Comments: If you are active and need a puffy, First Lite is the way to go. The Super Down has been my goto insulation piece. First Lite also makes the Uncompahgre that could compete with the Kuiu, but I haven’t tested it.
Both companies have gone to a “direct to consumer” model. I’m not sure where First Lite’s pricing will fall, but I’m sure they are going to compete with Kuiu here.
Suggestions for both companies
First Lite: The way you size your products is not great. I understand that layers will fit differently than outerwear, but even that logic doesn’t work for you, as I’ve had outerwear that fit smaller than the base layers. Also, consider options like Kuiu when it comes to hip-zips and removable base layers.

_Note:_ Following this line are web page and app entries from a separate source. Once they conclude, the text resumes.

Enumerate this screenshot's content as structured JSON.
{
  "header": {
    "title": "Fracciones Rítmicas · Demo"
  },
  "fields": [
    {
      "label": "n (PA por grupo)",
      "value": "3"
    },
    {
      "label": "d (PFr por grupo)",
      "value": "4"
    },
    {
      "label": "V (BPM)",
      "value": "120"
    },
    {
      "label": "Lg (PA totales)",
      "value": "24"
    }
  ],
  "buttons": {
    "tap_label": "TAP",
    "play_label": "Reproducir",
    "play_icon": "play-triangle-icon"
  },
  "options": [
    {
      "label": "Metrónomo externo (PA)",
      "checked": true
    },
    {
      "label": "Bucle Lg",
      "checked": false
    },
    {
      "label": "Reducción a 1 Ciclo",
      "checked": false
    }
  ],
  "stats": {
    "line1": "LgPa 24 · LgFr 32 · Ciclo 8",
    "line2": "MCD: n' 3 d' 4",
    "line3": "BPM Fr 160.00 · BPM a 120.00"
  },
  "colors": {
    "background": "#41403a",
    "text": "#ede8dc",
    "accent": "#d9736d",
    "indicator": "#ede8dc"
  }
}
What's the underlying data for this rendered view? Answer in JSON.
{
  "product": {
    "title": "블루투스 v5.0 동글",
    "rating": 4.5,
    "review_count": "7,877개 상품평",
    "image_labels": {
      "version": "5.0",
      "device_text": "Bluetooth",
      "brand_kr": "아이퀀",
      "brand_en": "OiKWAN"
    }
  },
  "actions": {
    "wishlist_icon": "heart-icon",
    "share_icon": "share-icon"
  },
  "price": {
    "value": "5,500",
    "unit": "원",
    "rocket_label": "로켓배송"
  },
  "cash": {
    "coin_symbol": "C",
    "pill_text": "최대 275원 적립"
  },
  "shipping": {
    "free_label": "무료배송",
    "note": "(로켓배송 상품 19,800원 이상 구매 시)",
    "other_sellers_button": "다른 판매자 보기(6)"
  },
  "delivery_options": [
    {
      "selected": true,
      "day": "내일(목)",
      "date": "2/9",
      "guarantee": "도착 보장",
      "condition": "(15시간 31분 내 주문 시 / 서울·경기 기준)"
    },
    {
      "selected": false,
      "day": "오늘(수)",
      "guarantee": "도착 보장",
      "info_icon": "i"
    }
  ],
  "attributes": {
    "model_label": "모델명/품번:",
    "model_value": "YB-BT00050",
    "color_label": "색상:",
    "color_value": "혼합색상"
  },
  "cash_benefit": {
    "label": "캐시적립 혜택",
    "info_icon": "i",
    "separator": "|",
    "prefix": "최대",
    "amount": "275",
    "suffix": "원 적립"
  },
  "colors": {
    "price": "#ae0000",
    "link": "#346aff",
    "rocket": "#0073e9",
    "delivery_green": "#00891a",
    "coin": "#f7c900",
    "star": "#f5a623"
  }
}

Kuiu: Your merino wool offering is an okay product, but if you improved on that one piece your activewear would be perfect. And if you offered a line for the whitetail hunter—you wouldn’t be able to handle the business!
If you want a system for hunting in the mountains only—you might pick Kuiu. The one drawback I have with them, is they do not have a whitetail offering. So, if you want to have one complete system for a clothing company, you will not be able to pull it off with the Kuiu line unless you hunt out West exclusively.
First Lite, on the other hand, offers the Sanctuary bibs and jacket for whitetail hunters. This system is very warm and offers features that whitetail hunters want. You will not go wrong spending your money there. So, if you choose your system right, you could have one complete system with First Lite.
Personally, I’ve decided to do both. I chose to run all Kuiu for my western adventures (even my Merino) and when the temperature drops below 40, I’ll have on my Sanctuary clothing on top of some of my Kuiu gear. I’m of the opinion this is almost the perfect treestand setup. You walk in with your moisture-wicking mountain gear, carry the Sanctuary on your back. Once you’re in the stand, throw on the Sanctuary and you are all set.